Court declines House Democrats' motion to intervene in genital mutilation case
Washington — A federal court has denied House Democrats' request to intervene in the appeal of a Michigan criminal case to defend the constitutionality of the federal law prohibiting female genital mutilation.
House Democratic leaders over the summer had asked the U.S Circuit Court of Appeals for the 6th Circuit to let them take up the 1996 law's defense after the Department of Justice declined to appeal a ruling invalidating the law as unconstitutional last year.
At the time, House Speaker Nancy Pelosi said the Trump administration’s "sudden refusal to advance legal arguments to defend a long-standing federal statute criminalizing this horrific act disrespects the health and futures of vulnerable women and girls.’’
Late Friday, the 6th Circuit denied the request to intervene and granted a motion by the parties to voluntarily dismiss the appeal.
A Pelosi spokesman said Friday the House was reviewing its options. The prosecution was the first of its kind nationwide under the 1996 law.
Peter Henning, a former federal prosecutor who now teaches law at Wayne State University, said the court denying the House’s motion to intervene was not a surprise.
“This was a long shot from the beginning because the Justice Department is responsible for criminal prosecutions, not the House of Representatives,” Henning said.
“Congress does not have prosecutorial authority.”
The case involves a team of Metro Detroit doctors accused of mutilating the genitalia of nine girls at a Livonia clinic since 2015.
U.S. District Judge Bernard Friedman in November dismissed the genital mutilation charges against the doctors as unconstitutional on the grounds that the statute at issue lacked a connection to interstate commerce.
Federal prosecutors initially filed a notice of appeal, but Solicitor General Noel Francisco earlier this year determined his department "lacks a reasonable defense" of the statute's constitutionality in light of Friedman's ruling.
Francisco shared his decision to abandon the appeal with Congress in a letter condemning FGM as "an especially heinous practice" and urging lawmakers to amend the law to ensure it could pass constitutional muster in the future. His staff provided a detailed legislative proposal to Judiciary committee leaders in both chambers.
House leaders — after a 3-2 party-line vote of its Bipartisan Legal Advisory Group — filed the motion to intervene soon after in April, which the government and the defendants opposed.

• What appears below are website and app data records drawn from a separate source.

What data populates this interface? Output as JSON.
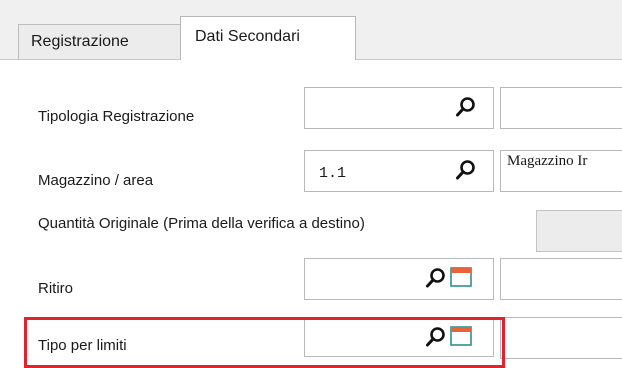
{
  "tabs": [
    {
      "label": "Registrazione",
      "active": false
    },
    {
      "label": "Dati Secondari",
      "active": true
    }
  ],
  "fields": {
    "tipologia": {
      "label": "Tipologia Registrazione",
      "value": "",
      "description": ""
    },
    "magazzino": {
      "label": "Magazzino / area",
      "value": "1.1",
      "description": "Magazzino Ir"
    },
    "quantita": {
      "label": "Quantità Originale (Prima della verifica a destino)",
      "value": ""
    },
    "ritiro": {
      "label": "Ritiro",
      "value": "",
      "description": ""
    },
    "tipo_limiti": {
      "label": "Tipo per limiti",
      "value": "",
      "description": ""
    }
  },
  "icons": {
    "lookup": "search-icon",
    "picker": "calendar-icon"
  },
  "colors": {
    "highlight": "#e0242b",
    "tab_strip": "#f0f0f0",
    "border": "#b9b9b9"
  }
}
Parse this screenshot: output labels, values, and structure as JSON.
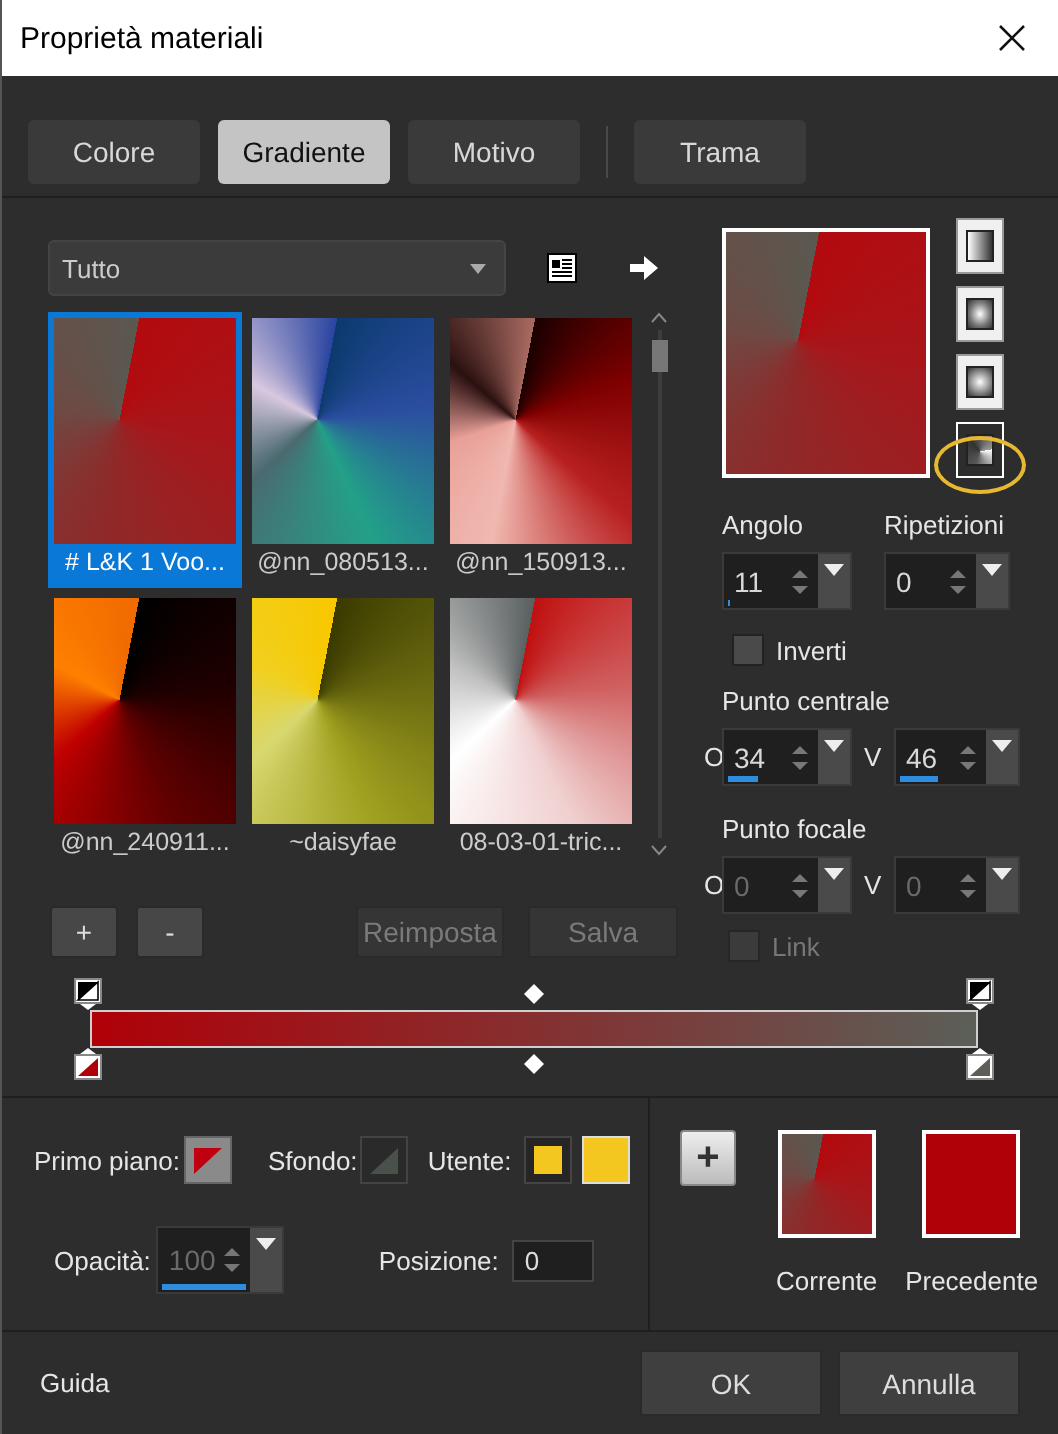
{
  "window": {
    "title": "Proprietà materiali"
  },
  "tabs": [
    {
      "label": "Colore",
      "selected": false,
      "separator_before": false
    },
    {
      "label": "Gradiente",
      "selected": true,
      "separator_before": false
    },
    {
      "label": "Motivo",
      "selected": false,
      "separator_before": false
    },
    {
      "label": "Trama",
      "selected": false,
      "separator_before": true
    }
  ],
  "library": {
    "category": "Tutto",
    "items": [
      {
        "name": "# L&K 1 Voo...",
        "selected": true
      },
      {
        "name": "@nn_080513...",
        "selected": false
      },
      {
        "name": "@nn_150913...",
        "selected": false
      },
      {
        "name": "@nn_240911...",
        "selected": false
      },
      {
        "name": "~daisyfae",
        "selected": false
      },
      {
        "name": "08-03-01-tric...",
        "selected": false
      }
    ]
  },
  "list_buttons": [
    {
      "label": "+",
      "disabled": false
    },
    {
      "label": "-",
      "disabled": false
    },
    {
      "label": "Reimposta",
      "disabled": true
    },
    {
      "label": "Salva",
      "disabled": true
    }
  ],
  "styles": [
    {
      "kind": "linear",
      "selected": false,
      "highlighted": false
    },
    {
      "kind": "rectangular",
      "selected": false,
      "highlighted": false
    },
    {
      "kind": "sunburst",
      "selected": false,
      "highlighted": false
    },
    {
      "kind": "radial",
      "selected": true,
      "highlighted": true
    }
  ],
  "angle": {
    "label": "Angolo",
    "value": "11",
    "level": 0.03
  },
  "repeats": {
    "label": "Ripetizioni",
    "value": "0"
  },
  "invert": {
    "label": "Inverti",
    "checked": false
  },
  "center": {
    "label": "Punto centrale",
    "h": {
      "label": "O",
      "value": "34",
      "level": 0.34
    },
    "v": {
      "label": "V",
      "value": "46",
      "level": 0.46
    }
  },
  "focal": {
    "label": "Punto focale",
    "disabled": true,
    "h": {
      "label": "O",
      "value": "0"
    },
    "v": {
      "label": "V",
      "value": "0"
    }
  },
  "link": {
    "label": "Link",
    "checked": false,
    "disabled": true
  },
  "gradient_bar": {
    "stops": [
      {
        "color": "#b00008"
      },
      {
        "color": "#5b5f58"
      }
    ]
  },
  "swatches": {
    "foreground": {
      "label": "Primo piano:",
      "color": "#c00010"
    },
    "background": {
      "label": "Sfondo:",
      "color": "#4a504a"
    },
    "user": {
      "label": "Utente:",
      "color": "#f4c620"
    }
  },
  "opacity": {
    "label": "Opacità:",
    "value": "100",
    "level": 1,
    "disabled": true
  },
  "position": {
    "label": "Posizione:",
    "value": "0"
  },
  "add_button": {
    "label": "+"
  },
  "current": {
    "label": "Corrente"
  },
  "previous": {
    "label": "Precedente",
    "color": "#b00008"
  },
  "footer": {
    "help": "Guida",
    "buttons": [
      "OK",
      "Annulla"
    ]
  }
}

The Department of Justice argued that only the executive branch has prosecutorial power, and that no law or procedural rules authorize the Congress to intervene in a criminal case.
"Given the broad condemnation of this abhorrent practice, it is inexplicable that the House has not acted on the department's (legislative) proposal," DOJ attorneys wrote in a brief the following month.
"If the defendants in this case are to go to prison it should not be at the behest of three members of the House's Bipartisan Legal Advisory Group."
Lawyers involved in the motion on both sides said it was the first time the House of Representatives has attempted to intervene in a pending criminal case to defend a statute after federal prosecutors declined to do so on appeal.
Previously, the House has intervened only in civil cases in order to defend statutes such as the Affordable Care Act or the Defense of Marriage Act, when the Department of Justice declined not to pursue appeals.
Attorneys for House Democrats argued that the chamber has a "unique interest in defending its own enactments against judicial invalidation when the executive branch has abandoned its defense of those enactments."
"In this instance, intervention by the House is warranted because reasonable arguments can be made in defense of" the statute, the attorneys continued.
"The House's participation in this suit will thus materially aid this court in determining whether the FGM statute can survive constitutional scrutiny, and thereby serve as a basis for the defendants' prosecution in court."
The House stressed that female genital mutilation is a "serious" public health problem in the U.S. internationally, citing figures from the Centers for Disease Control and Prevention estimating that more than 500,000 women and girls are either victims or at risk of being victims of the procedure in the United States.